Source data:
========================================================================

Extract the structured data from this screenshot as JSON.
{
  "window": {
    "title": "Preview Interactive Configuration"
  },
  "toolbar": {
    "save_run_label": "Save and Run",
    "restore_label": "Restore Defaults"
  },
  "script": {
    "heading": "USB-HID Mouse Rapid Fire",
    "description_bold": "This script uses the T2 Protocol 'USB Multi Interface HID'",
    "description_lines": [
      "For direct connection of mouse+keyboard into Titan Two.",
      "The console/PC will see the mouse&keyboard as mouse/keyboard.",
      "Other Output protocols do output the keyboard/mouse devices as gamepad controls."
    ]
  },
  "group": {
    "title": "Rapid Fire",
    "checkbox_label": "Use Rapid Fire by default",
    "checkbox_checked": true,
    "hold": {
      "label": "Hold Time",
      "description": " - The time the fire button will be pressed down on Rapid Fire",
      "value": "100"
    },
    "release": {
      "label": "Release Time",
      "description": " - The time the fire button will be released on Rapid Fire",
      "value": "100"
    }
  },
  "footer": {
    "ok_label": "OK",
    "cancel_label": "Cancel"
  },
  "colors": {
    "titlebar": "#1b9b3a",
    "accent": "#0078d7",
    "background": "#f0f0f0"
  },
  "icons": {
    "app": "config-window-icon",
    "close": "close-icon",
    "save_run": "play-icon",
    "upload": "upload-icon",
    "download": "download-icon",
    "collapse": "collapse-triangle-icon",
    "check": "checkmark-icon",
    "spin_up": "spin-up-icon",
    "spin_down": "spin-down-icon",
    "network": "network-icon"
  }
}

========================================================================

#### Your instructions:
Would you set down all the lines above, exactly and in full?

#### Response to the task:
Extract the structured data from this screenshot as JSON.
{
  "window": {
    "title": "Preview Interactive Configuration"
  },
  "toolbar": {
    "save_run_label": "Save and Run",
    "restore_label": "Restore Defaults"
  },
  "script": {
    "heading": "USB-HID Mouse Rapid Fire",
    "description_bold": "This script uses the T2 Protocol 'USB Multi Interface HID'",
    "description_lines": [
      "For direct connection of mouse+keyboard into Titan Two.",
      "The console/PC will see the mouse&keyboard as mouse/keyboard.",
      "Other Output protocols do output the keyboard/mouse devices as gamepad controls."
    ]
  },
  "group": {
    "title": "Rapid Fire",
    "checkbox_label": "Use Rapid Fire by default",
    "checkbox_checked": true,
    "hold": {
      "label": "Hold Time",
      "description": " - The time the fire button will be pressed down on Rapid Fire",
      "value": "100"
    },
    "release": {
      "label": "Release Time",
      "description": " - The time the fire button will be released on Rapid Fire",
      "value": "100"
    }
  },
  "footer": {
    "ok_label": "OK",
    "cancel_label": "Cancel"
  },
  "colors": {
    "titlebar": "#1b9b3a",
    "accent": "#0078d7",
    "background": "#f0f0f0"
  },
  "icons": {
    "app": "config-window-icon",
    "close": "close-icon",
    "save_run": "play-icon",
    "upload": "upload-icon",
    "download": "download-icon",
    "collapse": "collapse-triangle-icon",
    "check": "checkmark-icon",
    "spin_up": "spin-up-icon",
    "spin_down": "spin-down-icon",
    "network": "network-icon"
  }
}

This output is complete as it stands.